We find, from the evidence introduced at trial, viewed in the light most favorable to Cunningham, no reasonable jury could have concluded Mixon Day Care failed to provide adequate supervision over Daughter or her assailant without engaging in “mere conjecture or speculation.”  Chaney, 246 S.C. at 266, 143 S.E.2d at 523.  The only evidence in the record is Daughter suffered injuries from an assault while under the supervision of Mixon Day Care.  The record completely lacks any comment on or evidence of Mixon Day Care’s action or inaction surrounding the assault. 

The only comments or evidence regarding Mixon Day Care’s supervision, other than the inferences gained from the photographs or injuries, are favorable.  Cunningham testified that she “felt good about” the facility, had “[a] very good feeling about [Mixon Day Care],” and that, before this incident, she was generally pleased with the services Mixon Day Care provided.  Further, no evidence was introduced to suggest that the injuries sustained were consistent with a prolonged attack.  In fact, Cunningham failed to offer evidence regarding the number of scratches or bites. 

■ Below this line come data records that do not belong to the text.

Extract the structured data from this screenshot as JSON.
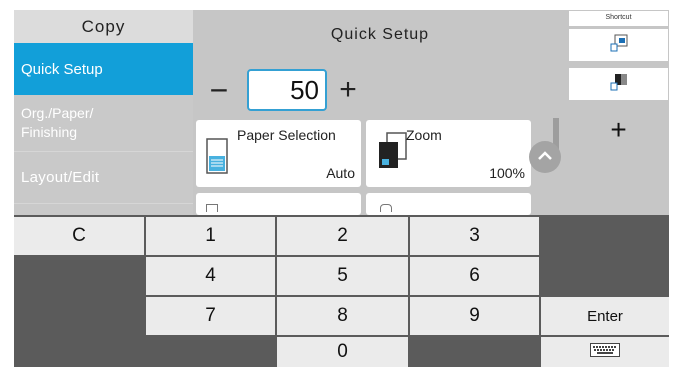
{
  "sidebar": {
    "header": "Copy",
    "items": [
      {
        "label": "Quick Setup",
        "selected": true
      },
      {
        "label_line1": "Org./Paper/",
        "label_line2": "Finishing"
      },
      {
        "label": "Layout/Edit"
      }
    ]
  },
  "main": {
    "title": "Quick Setup",
    "quantity": {
      "minus": "−",
      "value": "50",
      "plus": "+"
    },
    "cards": [
      {
        "label": "Paper Selection",
        "value": "Auto",
        "icon": "paper-tray-icon"
      },
      {
        "label": "Zoom",
        "value": "100%",
        "icon": "zoom-icon"
      }
    ]
  },
  "shortcut": {
    "header": "Shortcut",
    "add": "+"
  },
  "keypad": {
    "clear": "C",
    "keys": [
      "1",
      "2",
      "3",
      "4",
      "5",
      "6",
      "7",
      "8",
      "9",
      "0"
    ],
    "enter": "Enter",
    "keyboard_icon": "keyboard-icon"
  },
  "colors": {
    "accent": "#129fd9",
    "panel": "#c6c6c6",
    "keypad": "#5b5b5b"
  }
}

Undeniably, one may reasonably infer an increase in the probability of negligence from the photographs and testimony introduced at trial; however, without more, one cannot reasonably infer negligence under the specific facts of this case.[3]  See, e.g., Gastineau, 331 S.C. at 571, 503 S.E.2d at 715; Legette, 265 S.C. at 577, 220 S.E.2d at 430; McQuillen, 262 S.C. at 392, 204 S.E.2d at 735; Sunvillas Homeowners Ass’n, 301 S.C. at 333-34, 391 S.E.2d at 870.  Accordingly, we find the trial court did not err in directing a verdict for Mixon Day Care because the circumstantial evidence relied upon does not justify the inference that the injuries were “due to the negligent act of the defendant.” Chaney, 246 S.C. at 266, 143 S.E.2d at 523 (emphasis added). 

Without requiring more than proof of an injury, the court would be going directly against our decisions which “uniformly state that the so called doctrine of res ipsa loquitur does not apply in this State.”  Chaney, 246 S.C. at 266, 143 S.E.2d at 523; see King v. J.C. Penney Co., 238 S.C. 336, 339-40, 120 S.E.2d 229, 230 (1961) (“South Carolina has consistently refused to adopt the doctrine of res ipsa loquitur although it is the law in many other jurisdictions.  In this State it is well settled that the burden rests upon the party to prove negligence.  This burden cannot be met by relying upon the theory that the thing speaks for itself or that the very fact of injury indicates negligence.”); Snow v. City of Columbia, 305 S.C. 544, 555, 409 S.E.2d 797, 803 (Ct. App. 1991) (“[The] burden of proof [for negligence] cannot be met by relying on the theory that the thing speaks for itself or that the very fact of injury indicates a failure to exercise reasonable care.  No inference of negligence arises from the mere fact of injury.”)(citations omitted).


Based on the foregoing, we find the trial court correctly granted a directed verdict for Mixon Day Care.  Accordingly, the decision of the trial court is



[1]   Cunningham raises three separate arguments in her brief.  Because each of these arguments challenges the trial court’s decision to grant the motion for a directed verdict, we have consolidated the arguments under one heading in the interest of clarity and brevity.

[2]  We refer to this version of the regulation because it was in effect at the time of the incident.  We note, however, the regulation has been rewritten.  The amended regulation became effective on June 24, 2005.  27 S.C. Code Ann. Regs. 114-503 (Supp. 2005).

[3]   We emphasize that our decision should not be interpreted that a plaintiff’s reliance on photographs as evidence of negligence is never sufficient to survive a motion for a directed verdict.  Instead, our holding is limited to the specific facts of this case.